[Start of section]

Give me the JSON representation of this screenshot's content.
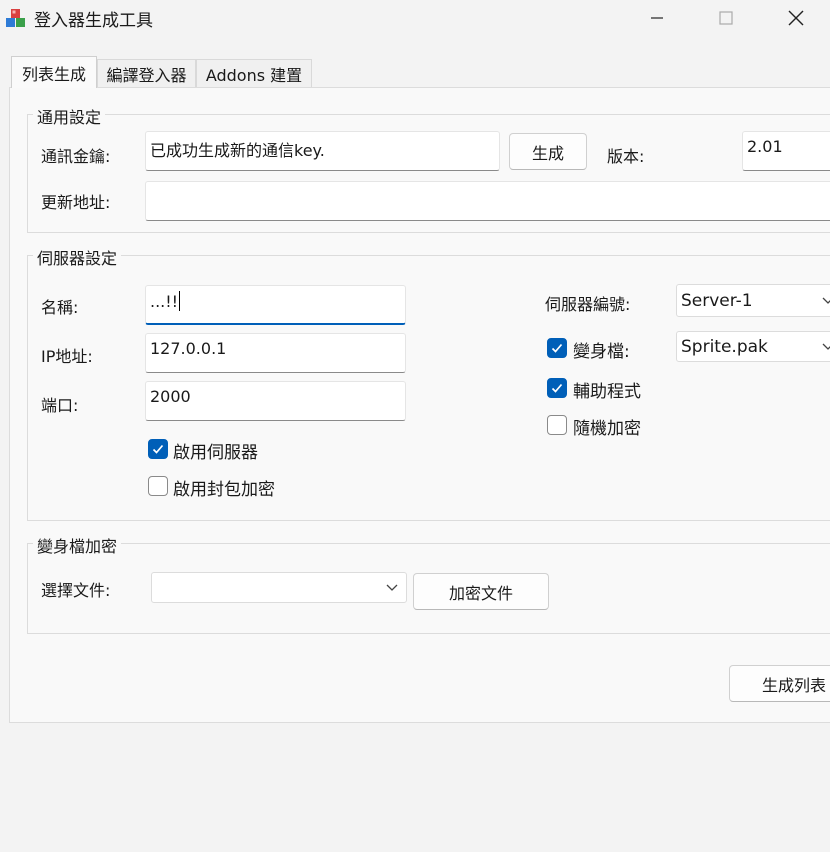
{
  "window": {
    "title": "登入器生成工具",
    "icon": "app-cubes-icon"
  },
  "tabs": [
    {
      "label": "列表生成",
      "active": true
    },
    {
      "label": "編譯登入器",
      "active": false
    },
    {
      "label": "Addons 建置",
      "active": false
    }
  ],
  "general": {
    "legend": "通用設定",
    "key_label": "通訊金鑰:",
    "key_value": "已成功生成新的通信key.",
    "generate_button": "生成",
    "version_label": "版本:",
    "version_value": "2.01",
    "update_label": "更新地址:",
    "update_value": ""
  },
  "server": {
    "legend": "伺服器設定",
    "name_label": "名稱:",
    "name_value": "...!!",
    "ip_label": "IP地址:",
    "ip_value": "127.0.0.1",
    "port_label": "端口:",
    "port_value": "2000",
    "enable_server_label": "啟用伺服器",
    "enable_server_checked": true,
    "packet_encrypt_label": "啟用封包加密",
    "packet_encrypt_checked": false,
    "server_no_label": "伺服器編號:",
    "server_no_value": "Server-1",
    "sprite_label": "變身檔:",
    "sprite_checked": true,
    "sprite_value": "Sprite.pak",
    "helper_label": "輔助程式",
    "helper_checked": true,
    "random_encrypt_label": "隨機加密",
    "random_encrypt_checked": false
  },
  "sprite_encrypt": {
    "legend": "變身檔加密",
    "select_label": "選擇文件:",
    "select_value": "",
    "encrypt_button": "加密文件"
  },
  "footer": {
    "generate_list_button": "生成列表"
  },
  "colors": {
    "accent": "#005fb8",
    "background": "#f3f3f3"
  }
}
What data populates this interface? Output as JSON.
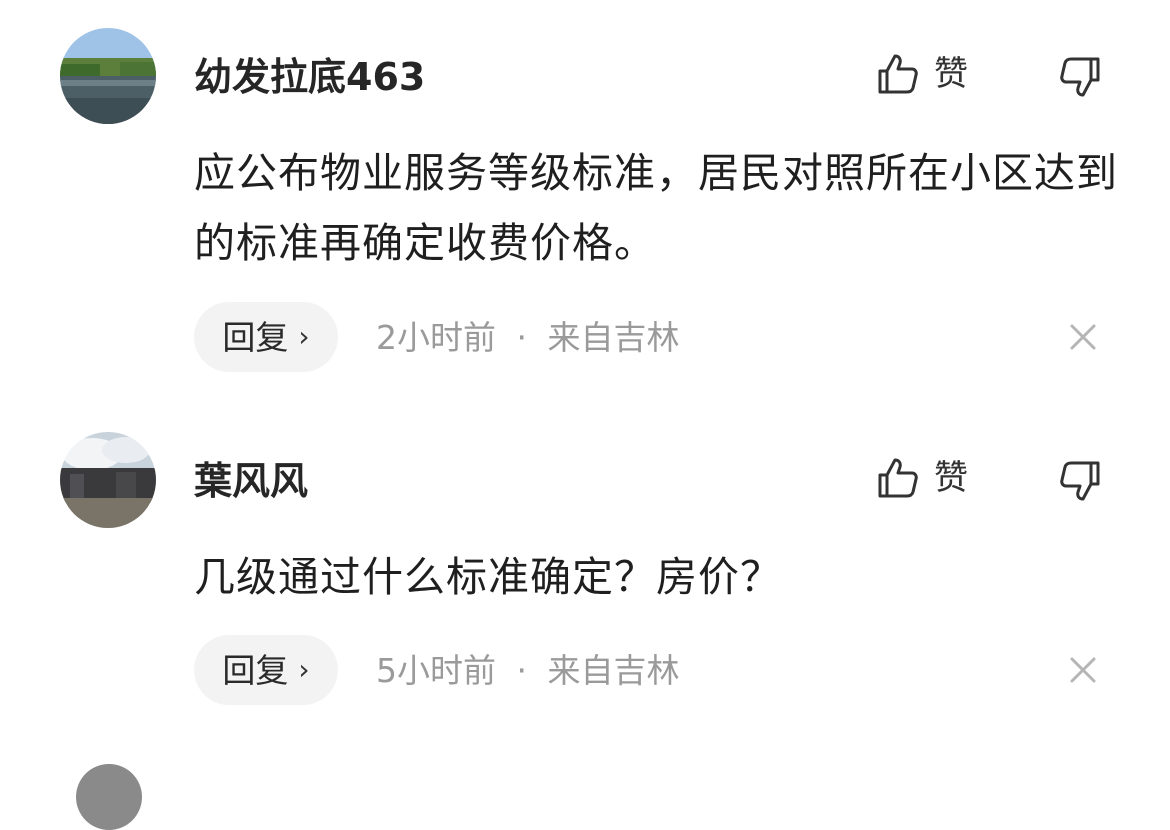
{
  "comments": [
    {
      "username": "幼发拉底463",
      "like_label": "赞",
      "text": "应公布物业服务等级标准，居民对照所在小区达到的标准再确定收费价格。",
      "reply_label": "回复",
      "reply_arrow": "›",
      "time": "2小时前",
      "separator": "·",
      "location": "来自吉林",
      "avatar_icon": "river-landscape-avatar",
      "like_icon": "thumbs-up-icon",
      "dislike_icon": "thumbs-down-icon",
      "close_icon": "close-icon"
    },
    {
      "username": "葉风风",
      "like_label": "赞",
      "text": "几级通过什么标准确定？房价？",
      "reply_label": "回复",
      "reply_arrow": "›",
      "time": "5小时前",
      "separator": "·",
      "location": "来自吉林",
      "avatar_icon": "cloudy-city-avatar",
      "like_icon": "thumbs-up-icon",
      "dislike_icon": "thumbs-down-icon",
      "close_icon": "close-icon"
    }
  ],
  "colors": {
    "username": "#262626",
    "body_text": "#1f1f1f",
    "meta_text": "#9a9a9a",
    "reply_pill_bg": "#f3f3f3",
    "icon_stroke": "#333333",
    "close_icon": "#b5b5b5"
  }
}
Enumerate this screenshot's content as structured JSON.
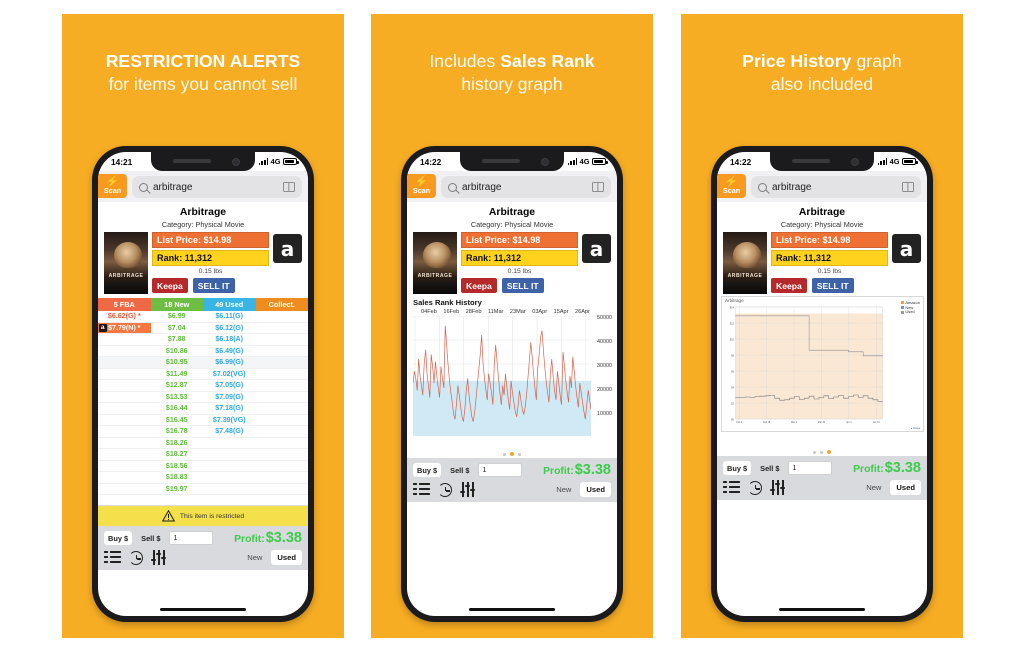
{
  "panels": [
    {
      "header": {
        "bold": "RESTRICTION ALERTS",
        "light": "for items you cannot sell",
        "bold_first": true
      },
      "status": {
        "time": "14:21",
        "network": "4G"
      },
      "dot_active": 0
    },
    {
      "header": {
        "pre": "Includes ",
        "bold": "Sales Rank",
        "light": "history graph",
        "bold_first": false
      },
      "status": {
        "time": "14:22",
        "network": "4G"
      },
      "dot_active": 1
    },
    {
      "header": {
        "bold": "Price History",
        "post": " graph",
        "light": "also included",
        "bold_first": true
      },
      "status": {
        "time": "14:22",
        "network": "4G"
      },
      "dot_active": 2
    }
  ],
  "app": {
    "scan_label": "Scan",
    "scan_icon": "bolt-icon",
    "search_value": "arbitrage",
    "search_placeholder": "Search",
    "book_icon": "book-icon",
    "product": {
      "title": "Arbitrage",
      "category": "Category: Physical Movie",
      "cover_title": "ARBITRAGE",
      "list_price_label": "List Price:  $14.98",
      "rank_label": "Rank: 11,312",
      "weight": "0.15 lbs",
      "keepa_label": "Keepa",
      "sellit_label": "SELL IT",
      "amazon_glyph": "a",
      "amazon_icon": "amazon-logo-icon"
    },
    "table": {
      "headers": [
        "5 FBA",
        "18 New",
        "49 Used",
        "Collect."
      ],
      "rows": [
        {
          "fba": "$6.62(G) *",
          "fba_hl": false,
          "fba_az": false,
          "new": "$6.99",
          "used": "$6.11(G)",
          "collect": ""
        },
        {
          "fba": "$7.79(N) *",
          "fba_hl": true,
          "fba_az": true,
          "new": "$7.04",
          "used": "$6.12(G)",
          "collect": ""
        },
        {
          "fba": "",
          "fba_hl": false,
          "fba_az": false,
          "new": "$7.88",
          "used": "$6.18(A)",
          "collect": ""
        },
        {
          "fba": "",
          "fba_hl": false,
          "fba_az": false,
          "new": "$10.86",
          "used": "$6.49(G)",
          "collect": ""
        },
        {
          "fba": "",
          "fba_hl": false,
          "fba_az": false,
          "new": "$10.95",
          "used": "$6.99(G)",
          "collect": ""
        },
        {
          "fba": "",
          "fba_hl": false,
          "fba_az": false,
          "new": "$11.49",
          "used": "$7.02(VG)",
          "collect": ""
        },
        {
          "fba": "",
          "fba_hl": false,
          "fba_az": false,
          "new": "$12.87",
          "used": "$7.05(G)",
          "collect": ""
        },
        {
          "fba": "",
          "fba_hl": false,
          "fba_az": false,
          "new": "$13.53",
          "used": "$7.09(G)",
          "collect": ""
        },
        {
          "fba": "",
          "fba_hl": false,
          "fba_az": false,
          "new": "$16.44",
          "used": "$7.18(G)",
          "collect": ""
        },
        {
          "fba": "",
          "fba_hl": false,
          "fba_az": false,
          "new": "$16.45",
          "used": "$7.39(VG)",
          "collect": ""
        },
        {
          "fba": "",
          "fba_hl": false,
          "fba_az": false,
          "new": "$16.78",
          "used": "$7.48(G)",
          "collect": ""
        },
        {
          "fba": "",
          "fba_hl": false,
          "fba_az": false,
          "new": "$18.26",
          "used": "",
          "collect": ""
        },
        {
          "fba": "",
          "fba_hl": false,
          "fba_az": false,
          "new": "$18.27",
          "used": "",
          "collect": ""
        },
        {
          "fba": "",
          "fba_hl": false,
          "fba_az": false,
          "new": "$18.56",
          "used": "",
          "collect": ""
        },
        {
          "fba": "",
          "fba_hl": false,
          "fba_az": false,
          "new": "$18.83",
          "used": "",
          "collect": ""
        },
        {
          "fba": "",
          "fba_hl": false,
          "fba_az": false,
          "new": "$19.97",
          "used": "",
          "collect": ""
        }
      ]
    },
    "restriction": {
      "text": "This item is restricted",
      "icon": "warning-triangle-icon"
    },
    "toolbar": {
      "buy_label": "Buy $",
      "sell_label": "Sell $",
      "qty_value": "1",
      "profit_label": "Profit:",
      "profit_value": "$3.38",
      "list_icon": "list-icon",
      "history_icon": "history-clock-icon",
      "settings_icon": "sliders-icon",
      "segments": [
        "New",
        "Used"
      ],
      "segment_active": "Used"
    }
  },
  "chart_data": [
    {
      "type": "line",
      "title": "Sales Rank History",
      "xlabel": "",
      "ylabel": "",
      "ylim": [
        0,
        50000
      ],
      "yticks": [
        10000,
        20000,
        30000,
        40000,
        50000
      ],
      "xtick_labels": [
        "04Feb",
        "16Feb",
        "28Feb",
        "11Mar",
        "23Mar",
        "03Apr",
        "15Apr",
        "26Apr"
      ],
      "grid": true,
      "legend": "none",
      "series": [
        {
          "name": "Sales Rank",
          "color": "#d9604a",
          "fill_color": "#cfe9f5",
          "values": [
            22000,
            27000,
            24000,
            19000,
            32000,
            25000,
            21000,
            17000,
            30000,
            36000,
            26000,
            21000,
            16000,
            34000,
            29000,
            22000,
            31000,
            25000,
            20000,
            16000,
            29000,
            24000,
            20000,
            46000,
            38000,
            30000,
            23000,
            18000,
            14000,
            9000,
            7000,
            13000,
            21000,
            17000,
            12000,
            8000,
            6000,
            11000,
            19000,
            24000,
            17000,
            12000,
            8000,
            6000,
            10000,
            16000,
            22000,
            28000,
            34000,
            42000,
            30000,
            24000,
            19000,
            15000,
            26000,
            22000,
            18000,
            13000,
            30000,
            38000,
            31000,
            24000,
            18000,
            13000,
            21000,
            17000,
            26000,
            20000,
            15000,
            11000,
            23000,
            18000,
            14000,
            10000,
            8000,
            13000,
            19000,
            15000,
            11000,
            9000,
            12000,
            17000,
            24000,
            31000,
            39000,
            33000,
            26000,
            20000,
            15000,
            28000,
            34000,
            41000,
            44000,
            36000,
            29000,
            23000,
            18000,
            14000,
            26000,
            32000,
            25000,
            19000,
            15000,
            27000,
            22000,
            17000,
            13000,
            35000,
            29000,
            23000,
            18000,
            14000,
            25000,
            20000,
            33000,
            27000,
            21000,
            16000,
            12000,
            22000,
            18000,
            14000,
            10000,
            7000,
            13000,
            19000,
            15000,
            11000
          ]
        }
      ]
    },
    {
      "type": "area",
      "title": "Arbitrage",
      "xlabel": "",
      "ylabel": "",
      "grid": true,
      "legend": "top-right",
      "legend_entries": [
        {
          "label": "Amazon",
          "color": "#f6a623"
        },
        {
          "label": "New",
          "color": "#7b8fcf"
        },
        {
          "label": "Used",
          "color": "#9a9a9a"
        }
      ],
      "xtick_labels": [
        "Feb 1",
        "Feb 15",
        "Mar 1",
        "Mar 15",
        "Apr 1",
        "Apr 15"
      ],
      "series": [
        {
          "name": "New",
          "color": "#8a8a96",
          "step": true,
          "values": [
            12.9,
            12.9,
            12.9,
            12.9,
            12.9,
            12.9,
            12.9,
            12.9,
            12.9,
            12.9,
            12.9,
            12.9,
            12.9,
            12.9,
            12.9,
            8.6,
            8.6,
            8.6,
            8.6,
            8.6,
            8.6,
            8.6,
            8.6,
            8.4,
            8.4,
            8.4,
            7.9,
            7.9,
            7.9,
            7.9
          ]
        },
        {
          "name": "Used",
          "color": "#6f6f76",
          "step": true,
          "values": [
            2.7,
            2.7,
            2.75,
            2.7,
            2.8,
            2.85,
            2.9,
            2.95,
            2.6,
            2.35,
            2.4,
            2.6,
            2.8,
            2.45,
            2.6,
            2.85,
            2.5,
            2.7,
            2.9,
            2.55,
            2.75,
            2.95,
            2.6,
            2.8,
            3.0,
            2.7,
            2.9,
            2.6,
            2.4,
            2.2
          ]
        }
      ]
    }
  ]
}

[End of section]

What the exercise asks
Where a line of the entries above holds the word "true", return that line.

Completed task
      "active": true
    "enable_server_checked": true,
    "sprite_checked": true,
    "helper_checked": true,
        "bold_first": true
        "bold_first": true
          "fba_hl": true,
          "fba_az": true,
      "grid": true,
      "grid": true,
          "step": true,
          "step": true,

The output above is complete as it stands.